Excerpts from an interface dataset
[Start of section]
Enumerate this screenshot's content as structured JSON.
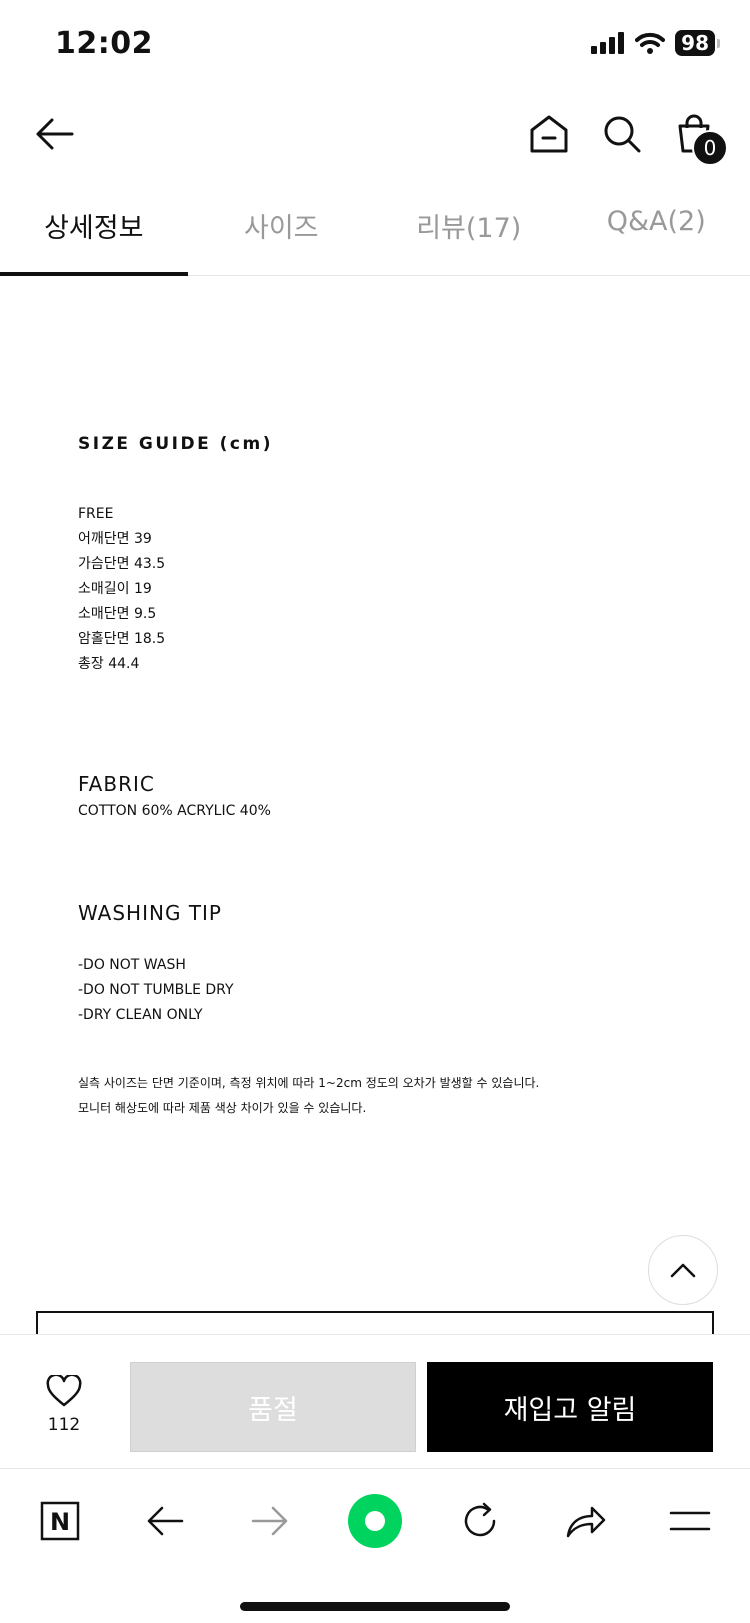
{
  "status": {
    "time": "12:02",
    "battery": "98"
  },
  "header": {
    "cart_count": "0"
  },
  "tabs": [
    {
      "label": "상세정보"
    },
    {
      "label": "사이즈"
    },
    {
      "label": "리뷰(17)"
    },
    {
      "label": "Q&A(2)"
    }
  ],
  "size_guide": {
    "title": "SIZE GUIDE (cm)",
    "lines": [
      "FREE",
      "어깨단면  39",
      "가슴단면  43.5",
      "소매길이 19",
      "소매단면 9.5",
      "암홀단면 18.5",
      "총장  44.4"
    ]
  },
  "fabric": {
    "title": "FABRIC",
    "value": "COTTON 60% ACRYLIC 40%"
  },
  "washing": {
    "title": "WASHING TIP",
    "lines": [
      "-DO NOT WASH",
      "-DO NOT TUMBLE DRY",
      "-DRY CLEAN ONLY"
    ]
  },
  "notes": [
    "실측 사이즈는 단면 기준이며, 측정 위치에 따라 1~2cm 정도의 오차가 발생할 수 있습니다.",
    "모니터 해상도에 따라 제품 색상 차이가 있을 수 있습니다."
  ],
  "actions": {
    "wish_count": "112",
    "soldout_label": "품절",
    "restock_label": "재입고 알림"
  },
  "browser": {
    "logo": "N"
  },
  "colors": {
    "accent_green": "#00d45f",
    "black": "#000000"
  }
}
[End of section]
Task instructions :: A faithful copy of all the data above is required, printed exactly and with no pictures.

Answer to this task ::
Enumerate this screenshot's content as structured JSON.
{
  "status": {
    "time": "12:02",
    "battery": "98"
  },
  "header": {
    "cart_count": "0"
  },
  "tabs": [
    {
      "label": "상세정보"
    },
    {
      "label": "사이즈"
    },
    {
      "label": "리뷰(17)"
    },
    {
      "label": "Q&A(2)"
    }
  ],
  "size_guide": {
    "title": "SIZE GUIDE (cm)",
    "lines": [
      "FREE",
      "어깨단면  39",
      "가슴단면  43.5",
      "소매길이 19",
      "소매단면 9.5",
      "암홀단면 18.5",
      "총장  44.4"
    ]
  },
  "fabric": {
    "title": "FABRIC",
    "value": "COTTON 60% ACRYLIC 40%"
  },
  "washing": {
    "title": "WASHING TIP",
    "lines": [
      "-DO NOT WASH",
      "-DO NOT TUMBLE DRY",
      "-DRY CLEAN ONLY"
    ]
  },
  "notes": [
    "실측 사이즈는 단면 기준이며, 측정 위치에 따라 1~2cm 정도의 오차가 발생할 수 있습니다.",
    "모니터 해상도에 따라 제품 색상 차이가 있을 수 있습니다."
  ],
  "actions": {
    "wish_count": "112",
    "soldout_label": "품절",
    "restock_label": "재입고 알림"
  },
  "browser": {
    "logo": "N"
  },
  "colors": {
    "accent_green": "#00d45f",
    "black": "#000000"
  }
}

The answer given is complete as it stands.